Loans made on Kiva.org provide 0% interest to lenders. Kiva itself charges no interest from the borrower. Borrowers are charged some interest by the respective microfinance institution handling the individual loan. Kiva.org keeps track of how much interest is charged and will not work with those charging unfair or exorbitant interest rates. Kiva borrowers have a historical repayment rate of 100%. Kiva is working with regulators to allow microfinance institutions to offer variable interest rates to lenders.
Kiva enables microfinance institutions around the world to post profiles of qualified local entrepreneurs online. Lenders consist of any individual with a credit card. Lenders browse and choose an entrepreneur they wish to fund. Kiva aggregates loan capital from individual lenders and transfers it to microfinance partners, called "Field Partners", to disburse and administer. As loan repayments are made by the entrepreneur, the Field Partners remits funds back to Kiva. Once the loan is fully repaid, Kiva lenders can withdraw their principal or re-loan it to another entrepreneur.
(August 7, 1933 – June 12, 2012), an American political economist, was awarded the 2009 Sveriges Riksbank Prize in Economic Sciences in Memory of Alfred Nobel
for "her analysis of economic governance, especially the commons". She was the first, and to date, the only woman to win the prize in this category.
In 1973, she co-founded the Workshop in Political Theory and Policy Analysis at Indiana University. Examining the use of collective action, trust, and cooperation in the management of common pool resources, her approach to public policy, known as the institutional analysis and development (IAD) framework, has been considered sufficiently distinct to be thought of as a separate school of public choice theory.

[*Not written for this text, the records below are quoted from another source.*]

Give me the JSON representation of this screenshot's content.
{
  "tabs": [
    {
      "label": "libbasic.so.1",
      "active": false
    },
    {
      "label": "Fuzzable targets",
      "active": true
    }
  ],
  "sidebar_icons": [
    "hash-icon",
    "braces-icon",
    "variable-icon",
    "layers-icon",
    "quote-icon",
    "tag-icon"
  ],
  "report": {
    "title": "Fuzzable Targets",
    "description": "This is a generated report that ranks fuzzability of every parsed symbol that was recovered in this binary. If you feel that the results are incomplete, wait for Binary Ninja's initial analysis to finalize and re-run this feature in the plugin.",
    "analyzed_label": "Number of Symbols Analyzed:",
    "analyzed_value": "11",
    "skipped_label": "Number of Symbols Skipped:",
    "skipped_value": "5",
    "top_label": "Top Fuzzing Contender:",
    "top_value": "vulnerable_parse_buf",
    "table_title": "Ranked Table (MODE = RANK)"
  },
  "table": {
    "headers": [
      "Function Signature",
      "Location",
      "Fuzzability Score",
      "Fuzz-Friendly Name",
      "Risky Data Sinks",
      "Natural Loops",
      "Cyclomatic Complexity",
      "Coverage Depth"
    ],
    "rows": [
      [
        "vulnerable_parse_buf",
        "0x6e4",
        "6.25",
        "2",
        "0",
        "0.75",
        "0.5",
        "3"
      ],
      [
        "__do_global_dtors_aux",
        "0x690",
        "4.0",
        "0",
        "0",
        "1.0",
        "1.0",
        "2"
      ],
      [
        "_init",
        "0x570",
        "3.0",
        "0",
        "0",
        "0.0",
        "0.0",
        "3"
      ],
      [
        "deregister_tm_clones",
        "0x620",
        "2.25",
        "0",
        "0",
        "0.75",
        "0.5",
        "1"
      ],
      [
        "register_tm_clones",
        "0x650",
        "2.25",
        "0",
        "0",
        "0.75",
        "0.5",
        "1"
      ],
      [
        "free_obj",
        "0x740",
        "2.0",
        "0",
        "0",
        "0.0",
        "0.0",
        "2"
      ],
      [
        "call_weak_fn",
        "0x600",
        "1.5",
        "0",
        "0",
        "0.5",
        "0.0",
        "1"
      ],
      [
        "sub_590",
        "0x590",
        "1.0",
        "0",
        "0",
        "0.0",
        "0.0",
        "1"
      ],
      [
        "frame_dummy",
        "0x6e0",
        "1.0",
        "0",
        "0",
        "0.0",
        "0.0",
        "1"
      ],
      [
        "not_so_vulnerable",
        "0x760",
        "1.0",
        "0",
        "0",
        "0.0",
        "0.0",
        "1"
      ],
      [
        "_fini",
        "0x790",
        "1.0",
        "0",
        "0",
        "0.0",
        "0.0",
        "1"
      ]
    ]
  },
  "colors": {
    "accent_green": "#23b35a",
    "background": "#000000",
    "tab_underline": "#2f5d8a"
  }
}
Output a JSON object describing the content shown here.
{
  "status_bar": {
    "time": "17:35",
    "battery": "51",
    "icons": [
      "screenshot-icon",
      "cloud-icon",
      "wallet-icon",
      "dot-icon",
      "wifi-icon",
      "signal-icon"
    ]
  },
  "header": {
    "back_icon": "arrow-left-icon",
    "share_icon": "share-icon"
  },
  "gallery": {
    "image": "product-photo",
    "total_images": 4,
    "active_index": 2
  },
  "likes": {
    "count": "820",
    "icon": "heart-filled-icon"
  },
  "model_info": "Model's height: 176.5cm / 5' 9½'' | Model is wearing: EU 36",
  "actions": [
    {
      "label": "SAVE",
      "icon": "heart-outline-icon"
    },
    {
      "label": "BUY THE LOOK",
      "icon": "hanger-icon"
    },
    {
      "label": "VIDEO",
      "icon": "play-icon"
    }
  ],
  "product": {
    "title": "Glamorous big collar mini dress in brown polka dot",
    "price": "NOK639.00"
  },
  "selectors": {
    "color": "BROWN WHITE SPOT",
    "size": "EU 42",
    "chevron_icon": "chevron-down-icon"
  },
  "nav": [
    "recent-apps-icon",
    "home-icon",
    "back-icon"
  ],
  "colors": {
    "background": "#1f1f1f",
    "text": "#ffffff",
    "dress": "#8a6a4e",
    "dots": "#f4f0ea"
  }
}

Her most famous research focuses on how humans interact with ecosystems to maintain long-term sustainable resource yields. She conducted her field studies on the management of pasture by locals in Africa and irrigation systems management in villages of western Nepal. Her work has considered how societies have developed diverse institutional arrangements for managing natural resources and avoiding ecosystem collapse in many cases, even though some arrangements have failed to prevent resource exhaustion. Her work emphasized the multifaceted nature of human–ecosystem interaction and argues against any singular "panacea" for individual social-ecological system problems.
- ...that the world's largest wind turbines (pictured) deliver up to 6 MW, have an overall height of 186 m (610 ft) and a diameter of 114 m (374 ft).
- ...that according to market researcher Mintel on green marketing patterns, only 12% of the U.S. population can be identified as True Greens, consumers who seek out and regularly buy so-called green products?
- Attention: Environment pages, PRiSM
- Cleanup: Bioeconomics, Biofuel, Development aid, Appropedia
- Expand: Zero carbon city, International development, Zero-emissions vehicle, Solar-powered_aircraft
- Expert attention: Biodegradable plastic, International development
- Merge: Aid ← Development aid
- Neutrality: Energy economics, World Bank Group, Sustainability
- Requests: Aerobic digestion, Development charities (redirects), Jhai PC and Communication System, Microsavings, Vertical kiln, Centre for International Development Issues Nijmegen
- Sources: Appropriate technology, Biodegradable plastic, Energy development, Green politics, Recycling, Socially responsible investing, Sustainable agriculture, World Bank Group
- Spam cleanup: Sustainability, Sustainable development
- Stubs: Community-led total sanitation, Migration studies, Rural community development, More... Biotechnology, Environment, Environmental organizations, International development, Renewable energy, Sustainability, Waste, Water supply
- Wikify: Socially responsible investing
- Worldwide view: Recycling